* WHAT THE TASK ASKS
Only the lines containing the string "JSON" are needed; copy all of them from the listing.

[Start of Attachment]

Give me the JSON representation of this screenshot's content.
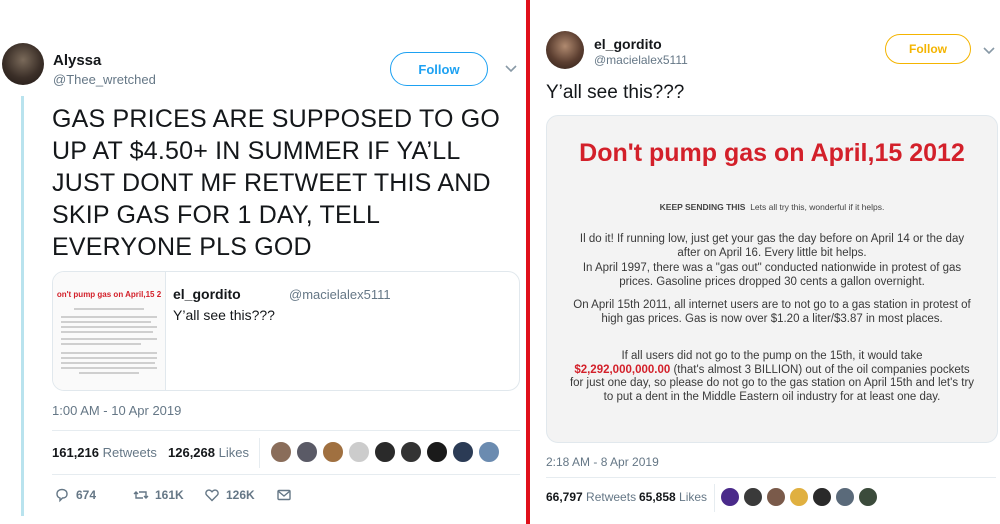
{
  "left_tweet": {
    "author_name": "Alyssa",
    "author_handle": "@Thee_wretched",
    "follow_label": "Follow",
    "text": "GAS PRICES ARE SUPPOSED TO GO UP AT $4.50+ IN SUMMER IF YA’LL JUST DONT MF RETWEET THIS AND SKIP GAS FOR 1 DAY, TELL EVERYONE PLS GOD",
    "quote": {
      "thumb_title": "on't pump gas on April,15 2",
      "author_name": "el_gordito",
      "author_handle": "@macielalex5111",
      "text": "Y’all see this???"
    },
    "timestamp": "1:00 AM - 10 Apr 2019",
    "retweets_count": "161,216",
    "retweets_label": "Retweets",
    "likes_count": "126,268",
    "likes_label": "Likes",
    "actions": {
      "reply_count": "674",
      "retweet_count": "161K",
      "like_count": "126K"
    }
  },
  "right_tweet": {
    "author_name": "el_gordito",
    "author_handle": "@macielalex5111",
    "follow_label": "Follow",
    "text": "Y’all see this???",
    "flyer": {
      "title": "Don't pump gas on April,15 2012",
      "subtitle_bold": "KEEP SENDING THIS",
      "subtitle_rest": "Lets all try this, wonderful if it helps.",
      "p1": "Il do it! If running low, just get your gas the day before on April 14 or the day after on April 16. Every little bit helps.",
      "p2": "In April 1997, there was a \"gas out\" conducted nationwide in protest of gas prices. Gasoline prices dropped 30 cents a gallon overnight.",
      "p3": "On April 15th 2011, all internet users are to not go to a gas station in protest of high gas prices. Gas is now over $1.20 a liter/$3.87 in most places.",
      "p4_a": "If all users did not go to the pump on the 15th, it would take",
      "p4_money": "$2,292,000,000.00",
      "p4_b": "(that's almost 3 BILLION) out of the oil companies pockets for just one day, so please do not go to the gas station on April 15th and let's try to put a dent in the Middle Eastern oil industry for at least one day."
    },
    "timestamp": "2:18 AM - 8 Apr 2019",
    "retweets_count": "66,797",
    "retweets_label": "Retweets",
    "likes_count": "65,858",
    "likes_label": "Likes"
  },
  "colors": {
    "accent_blue": "#1da1f2",
    "divider_red": "#e0101a",
    "flyer_red": "#d3202a"
  }
}
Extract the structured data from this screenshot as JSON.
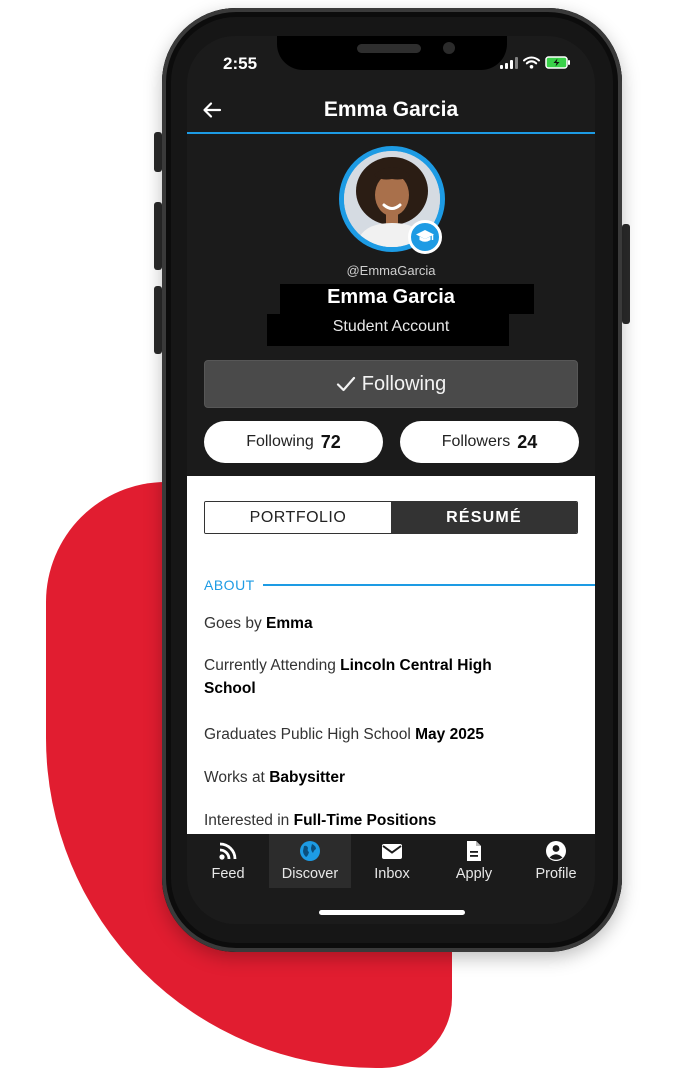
{
  "status": {
    "time": "2:55"
  },
  "header": {
    "title": "Emma Garcia"
  },
  "profile": {
    "handle": "@EmmaGarcia",
    "name": "Emma Garcia",
    "account_type": "Student Account",
    "follow_button": "Following",
    "following_label": "Following",
    "following_count": "72",
    "followers_label": "Followers",
    "followers_count": "24"
  },
  "tabs": {
    "portfolio": "PORTFOLIO",
    "resume": "RÉSUMÉ",
    "active": "resume"
  },
  "about": {
    "section_label": "ABOUT",
    "fields": [
      {
        "label": "Goes by",
        "value": "Emma"
      },
      {
        "label": "Currently Attending",
        "value": "Lincoln Central High School"
      },
      {
        "label": "Graduates Public High School",
        "value": "May 2025"
      },
      {
        "label": "Works at",
        "value": "Babysitter"
      },
      {
        "label": "Interested in",
        "value": "Full-Time Positions"
      }
    ]
  },
  "nav": [
    {
      "label": "Feed",
      "icon": "rss-icon"
    },
    {
      "label": "Discover",
      "icon": "globe-icon"
    },
    {
      "label": "Inbox",
      "icon": "mail-icon"
    },
    {
      "label": "Apply",
      "icon": "document-icon"
    },
    {
      "label": "Profile",
      "icon": "user-circle-icon"
    }
  ],
  "colors": {
    "accent": "#1d9be4",
    "brand_red": "#e11d30",
    "dark_bg": "#1b1b1b"
  }
}
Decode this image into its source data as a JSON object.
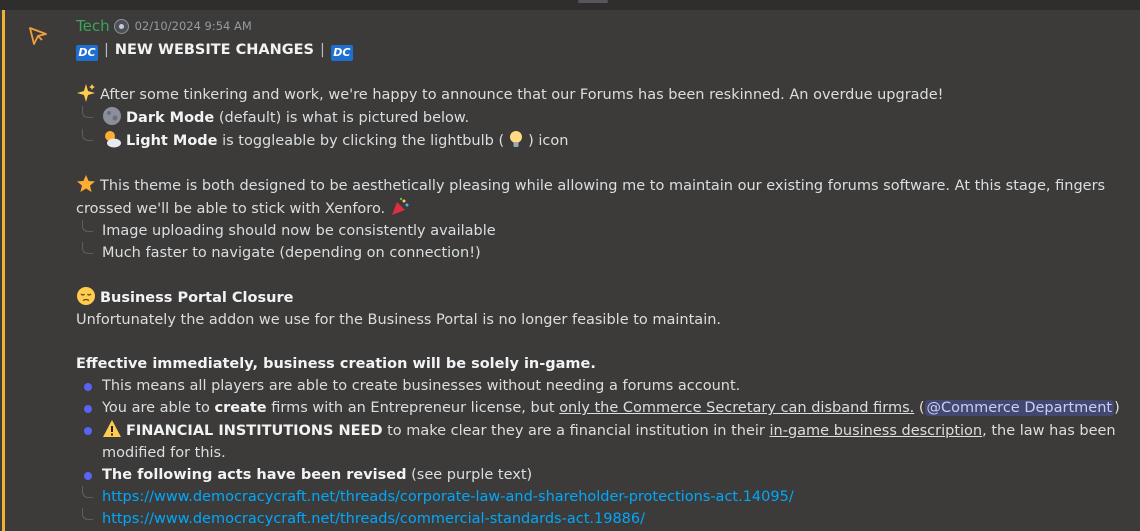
{
  "message": {
    "author": "Tech",
    "timestamp": "02/10/2024 9:54 AM",
    "header": {
      "badge_text": "DC",
      "title": "NEW WEBSITE CHANGES",
      "separator": "|"
    },
    "intro": "After some tinkering and work, we're happy to announce that our Forums has been reskinned. An overdue upgrade!",
    "dark_mode_bold": "Dark Mode",
    "dark_mode_rest": " (default) is what is pictured below.",
    "light_mode_bold": "Light Mode",
    "light_mode_rest_a": " is toggleable by clicking the lightbulb (",
    "light_mode_rest_b": ") icon",
    "theme_text": "This theme is both designed to be aesthetically pleasing while allowing me to maintain our existing forums software. At this stage, fingers crossed we'll be able to stick with Xenforo.",
    "theme_sub1": "Image uploading should now be consistently available",
    "theme_sub2": "Much faster to navigate (depending on connection!)",
    "portal_title": "Business Portal Closure",
    "portal_text": "Unfortunately the addon we use for the Business Portal is no longer feasible to maintain.",
    "effective": "Effective immediately, business creation will be solely in-game.",
    "bullet1": "This means all players are able to create businesses without needing a forums account.",
    "bullet2_a": "You are able to ",
    "bullet2_bold": "create",
    "bullet2_b": " firms with an Entrepreneur license, but ",
    "bullet2_u": "only the Commerce Secretary can disband firms.",
    "bullet2_c": " (",
    "bullet2_mention": "@Commerce Department",
    "bullet2_d": ")",
    "bullet3_bold": "FINANCIAL INSTITUTIONS NEED",
    "bullet3_a": " to make clear they are a financial institution in their ",
    "bullet3_u": "in-game business description",
    "bullet3_b": ", the law has been modified for this.",
    "bullet4_bold": "The following acts have been revised",
    "bullet4_rest": " (see purple text)",
    "link1": "https://www.democracycraft.net/threads/corporate-law-and-shareholder-protections-act.14095/",
    "link2": "https://www.democracycraft.net/threads/commercial-standards-act.19886/"
  },
  "icons": {
    "app": "pointer-icon",
    "sparkles": "sparkles-icon",
    "moon": "moon-icon",
    "sun": "sun-behind-cloud-icon",
    "bulb": "lightbulb-icon",
    "star": "star-icon",
    "party": "party-popper-icon",
    "pensive": "pensive-face-icon",
    "warning": "warning-icon"
  },
  "colors": {
    "background": "#3c3b39",
    "highlight": "#f0b232",
    "author": "#3ba55d",
    "link": "#00a8fc",
    "bullet": "#5865f2"
  }
}
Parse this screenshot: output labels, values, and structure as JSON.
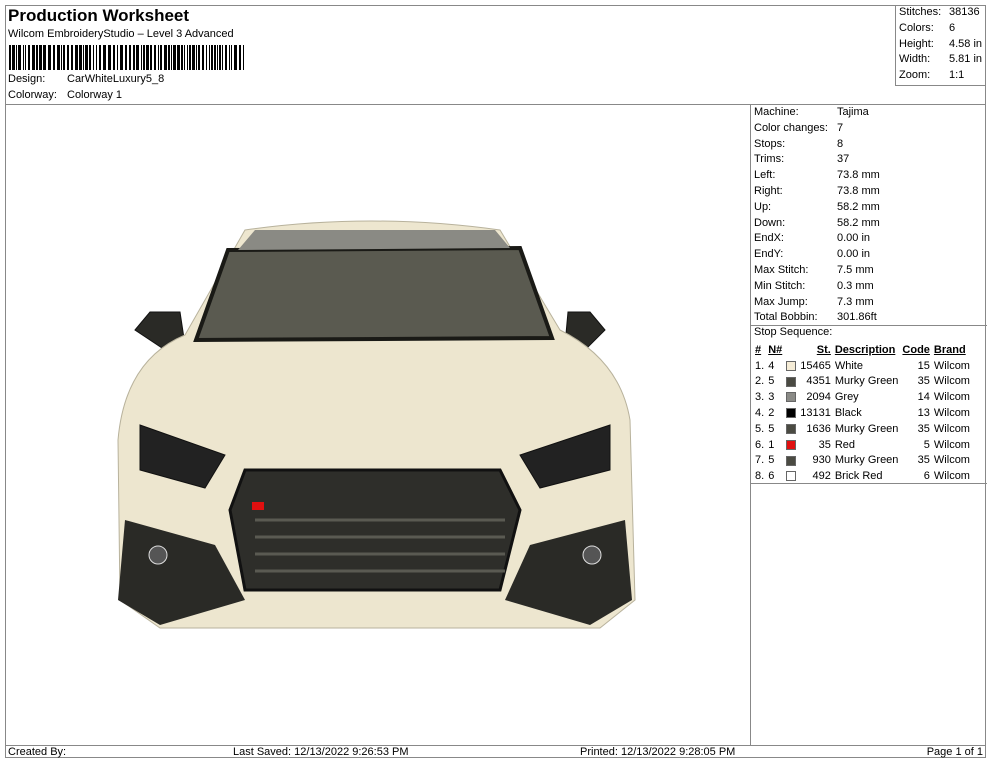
{
  "header": {
    "title": "Production Worksheet",
    "subtitle": "Wilcom EmbroideryStudio – Level 3 Advanced",
    "design_label": "Design:",
    "design": "CarWhiteLuxury5_8",
    "colorway_label": "Colorway:",
    "colorway": "Colorway 1"
  },
  "summary": [
    {
      "k": "Stitches:",
      "v": "38136"
    },
    {
      "k": "Colors:",
      "v": "6"
    },
    {
      "k": "Height:",
      "v": "4.58 in"
    },
    {
      "k": "Width:",
      "v": "5.81 in"
    },
    {
      "k": "Zoom:",
      "v": "1:1"
    }
  ],
  "machine": [
    {
      "k": "Machine:",
      "v": "Tajima"
    },
    {
      "k": "Color changes:",
      "v": "7"
    },
    {
      "k": "Stops:",
      "v": "8"
    },
    {
      "k": "Trims:",
      "v": "37"
    },
    {
      "k": "Left:",
      "v": "73.8 mm"
    },
    {
      "k": "Right:",
      "v": "73.8 mm"
    },
    {
      "k": "Up:",
      "v": "58.2 mm"
    },
    {
      "k": "Down:",
      "v": "58.2 mm"
    },
    {
      "k": "EndX:",
      "v": "0.00 in"
    },
    {
      "k": "EndY:",
      "v": "0.00 in"
    },
    {
      "k": "Max Stitch:",
      "v": "7.5 mm"
    },
    {
      "k": "Min Stitch:",
      "v": "0.3 mm"
    },
    {
      "k": "Max Jump:",
      "v": "7.3 mm"
    },
    {
      "k": "Total Bobbin:",
      "v": "301.86ft"
    }
  ],
  "stop_sequence": {
    "label": "Stop Sequence:",
    "columns": [
      "#",
      "N#",
      "St.",
      "Description",
      "Code",
      "Brand"
    ],
    "rows": [
      {
        "i": "1.",
        "n": "4",
        "color": "#f5ecd6",
        "st": "15465",
        "desc": "White",
        "code": "15",
        "brand": "Wilcom"
      },
      {
        "i": "2.",
        "n": "5",
        "color": "#4a4a42",
        "st": "4351",
        "desc": "Murky Green",
        "code": "35",
        "brand": "Wilcom"
      },
      {
        "i": "3.",
        "n": "3",
        "color": "#8a8a86",
        "st": "2094",
        "desc": "Grey",
        "code": "14",
        "brand": "Wilcom"
      },
      {
        "i": "4.",
        "n": "2",
        "color": "#000000",
        "st": "13131",
        "desc": "Black",
        "code": "13",
        "brand": "Wilcom"
      },
      {
        "i": "5.",
        "n": "5",
        "color": "#4a4a42",
        "st": "1636",
        "desc": "Murky Green",
        "code": "35",
        "brand": "Wilcom"
      },
      {
        "i": "6.",
        "n": "1",
        "color": "#e01010",
        "st": "35",
        "desc": "Red",
        "code": "5",
        "brand": "Wilcom"
      },
      {
        "i": "7.",
        "n": "5",
        "color": "#4a4a42",
        "st": "930",
        "desc": "Murky Green",
        "code": "35",
        "brand": "Wilcom"
      },
      {
        "i": "8.",
        "n": "6",
        "color": "#ffffff",
        "st": "492",
        "desc": "Brick Red",
        "code": "6",
        "brand": "Wilcom"
      }
    ]
  },
  "footer": {
    "created": "Created By:",
    "saved": "Last Saved: 12/13/2022 9:26:53 PM",
    "printed": "Printed: 12/13/2022 9:28:05 PM",
    "page": "Page 1 of 1"
  }
}
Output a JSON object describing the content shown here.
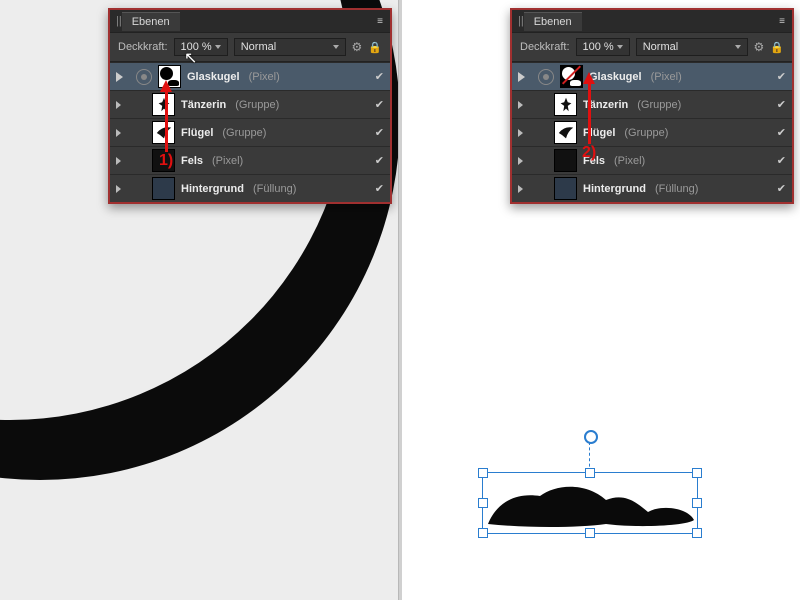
{
  "panel": {
    "title_tab": "Ebenen",
    "opacity_label": "Deckkraft:",
    "opacity_value": "100 %",
    "blend_mode": "Normal"
  },
  "layers": [
    {
      "name": "Glaskugel",
      "type": "(Pixel)",
      "selected": true,
      "thumb": "mask",
      "showPlay": true,
      "showVis": true
    },
    {
      "name": "Tänzerin",
      "type": "(Gruppe)",
      "selected": false,
      "thumb": "dancer",
      "showPlay": false,
      "showVis": false
    },
    {
      "name": "Flügel",
      "type": "(Gruppe)",
      "selected": false,
      "thumb": "wing",
      "showPlay": false,
      "showVis": false
    },
    {
      "name": "Fels",
      "type": "(Pixel)",
      "selected": false,
      "thumb": "empty",
      "showPlay": false,
      "showVis": false
    },
    {
      "name": "Hintergrund",
      "type": "(Füllung)",
      "selected": false,
      "thumb": "bg",
      "showPlay": false,
      "showVis": false
    }
  ],
  "annotations": {
    "left_label": "1)",
    "right_label": "2)"
  }
}
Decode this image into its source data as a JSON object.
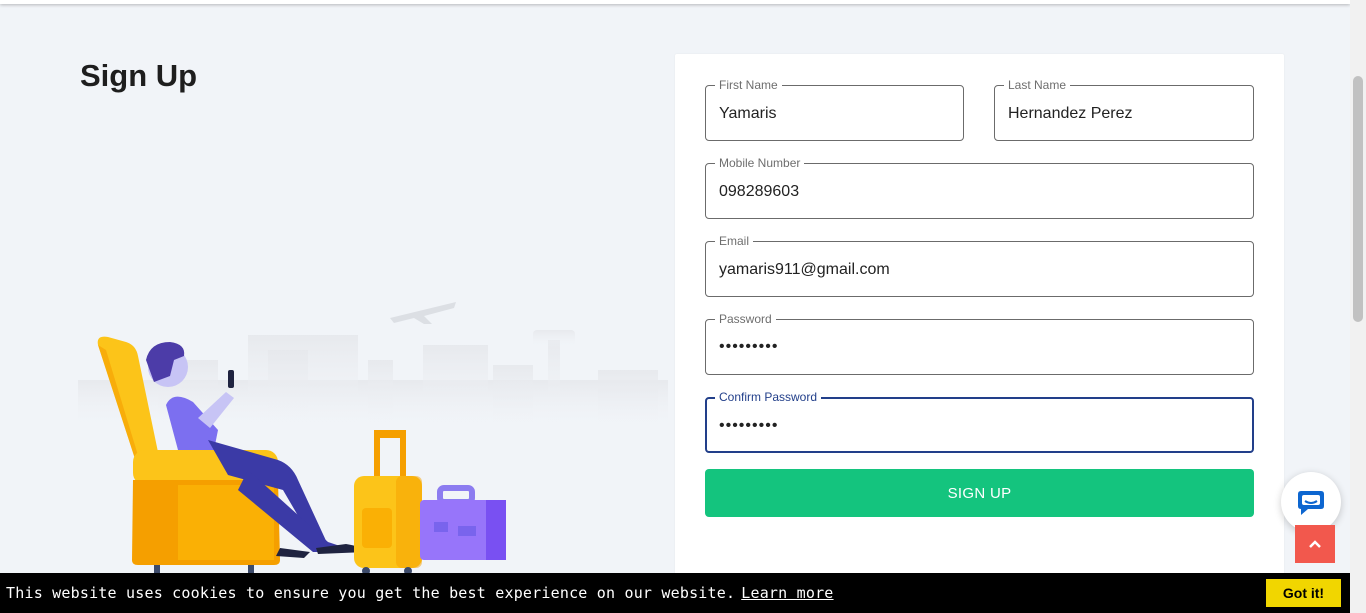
{
  "page": {
    "title": "Sign Up"
  },
  "form": {
    "first_name": {
      "label": "First Name",
      "value": "Yamaris"
    },
    "last_name": {
      "label": "Last Name",
      "value": "Hernandez Perez"
    },
    "mobile": {
      "label": "Mobile Number",
      "value": "098289603"
    },
    "email": {
      "label": "Email",
      "value": "yamaris911@gmail.com"
    },
    "password": {
      "label": "Password",
      "value": "•••••••••"
    },
    "confirm_password": {
      "label": "Confirm Password",
      "value": "•••••••••"
    },
    "submit_label": "SIGN UP"
  },
  "cookie_banner": {
    "message": "This website uses cookies to ensure you get the best experience on our website.",
    "link_label": "Learn more",
    "accept_label": "Got it!"
  },
  "icons": {
    "chat": "chat-bubble-icon",
    "scroll_top": "chevron-up-icon"
  },
  "colors": {
    "accent_green": "#14c47e",
    "focus_blue": "#223f8a",
    "scroll_top_red": "#f2584d",
    "cookie_yellow": "#f1d600"
  }
}
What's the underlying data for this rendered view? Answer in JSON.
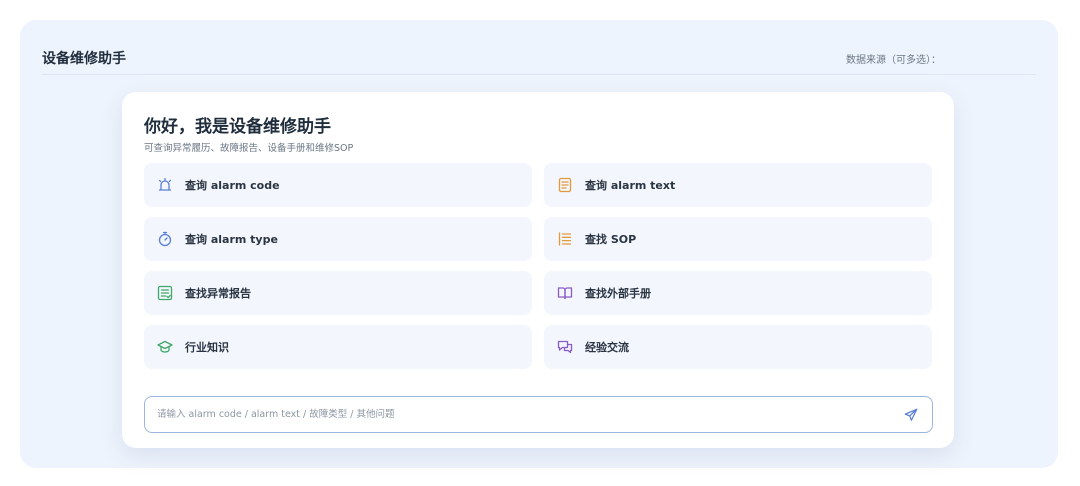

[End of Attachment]

* TASK RESPONSE
Give me the JSON representation of this screenshot's content.
Extract the structured data from this screenshot as JSON.
Decode this image into its source data as a JSON object.
Parse this screenshot: output labels, values, and structure as JSON.
Output a JSON object describing the content shown here.
Decode this image into its source data as a JSON object.
What's the underlying data for this rendered view? Answer in JSON.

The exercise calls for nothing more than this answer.